“I first started him in gymnastics because he's a very active boy and it seemed like a good place for him to release some of the energy,” Ms. Bryce said. “Also, it's such a good foundational sport for any other physical activity that he'll do. You'll learn the balance, the coordination and there's lot of strength training. So I thought it'd be a good foundation for anything else he wanted to do and it ended up being the sport he wanted to do, so we just stuck with it.”
William doesn't have Olympic or even national team ambitions, but he does see it in his future. His mother said he talks about participating in college or becoming a coach.
Rudd said many sports gain popularity, but eventually, interest declines. With gymnastics, he said, it's a constant fervor.
“You see a lot of sports come and go. … But gymnastics have been around for 2,700 years,” Rudd said. “It was in the original Olympics. Now that it's caught on in the United States, it just goes up. It just increases in popularity. It's a classic. It's not something that comes and goes. It's not going to lose importance.”

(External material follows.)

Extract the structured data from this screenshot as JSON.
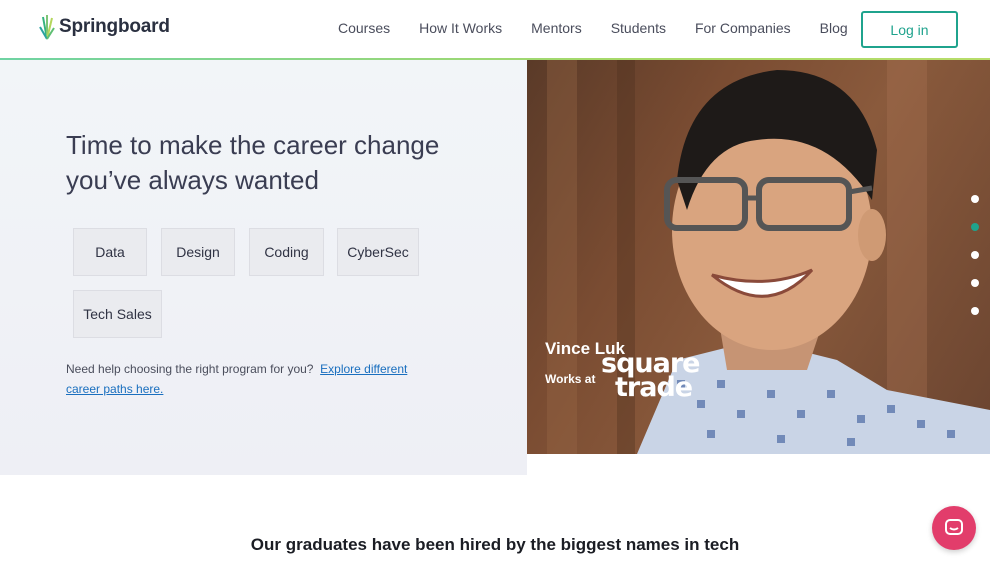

Jennifer Gutshall is an instructor at Elite. As a young girl, she competed in gymnastics. She had taught gymnastics for five years but took an 11-year break before joining the team at Elite last year.
Her daughter, Kyndall, 7, is also a gymnast. With her mother's expertise and background, it was no surprise that her daughter would fall for the sport as well.
“If you love it, be dedicated,” Ms. Gutshall said.
With the success of Gabby Douglas — who made history as the first U.S. woman to win both all-around and team gold medals and the first African-American woman to win all-around gold — a new demographic may be attracted to the sport.
“Just like moms did in 1984, now African-American moms will be identifying with Gabby Douglas,” Rudd said. “I expect more black girls will be participating in gymnastics, and I'm glad for that.”
Boosting muscles and self esteem
Their mother, attorney Julie Moran, had no interest in the sport, but soon realized Cole may have a future in it beyond summer camp. He was added to a team at the gym.
Cole is determined to win a gold medal for his country. Elle enjoys doing pull-overs on bars and is trying to perfect her cartwheel.
“Now with the Olympics, their interest in it has quadrupled because they get to see grownups do it,” Ms. Moran said. “I've never seen Cole show such an interest in anything. That makes me very happy to have him excited about something.”
The twins have gone through the foster system and were adopted by Ms. Moran in 2010. She said Cole had some anger, but now, has a “sense of purpose.”
Confidence building is a huge part of gymnastics. Rudd said boosting a child's self-esteem is one reason he started the program.
“They begin to become aware that they're doing something special,” he said. “They're able to talk one-on-one with an adult. They build this self confidence because they become aware that they're doing something pretty unique that not everybody can do.”
A high level of confidence is especially important for those who are competing. A lack of focus and confidence can be disastrous to a routine.
“When you're 12 feet above the ground on a high bar or you're six feet off the ground on a high beam, and things are getting ready to happen real, real fast, we don't have time to stop and say, 'gee, what if,'” Rudd said. “If doubt comes in, they're probably going to fall.”
Little girls, especially those who have gone through the foster system, Ms. Moran said, have a harder time gaining that confidence. Nonetheless, Elle has begun to shine and she's also lost some weight since the camp began.
“She walks around very proud,” Ms. Moran said. “She works so hard in her class.”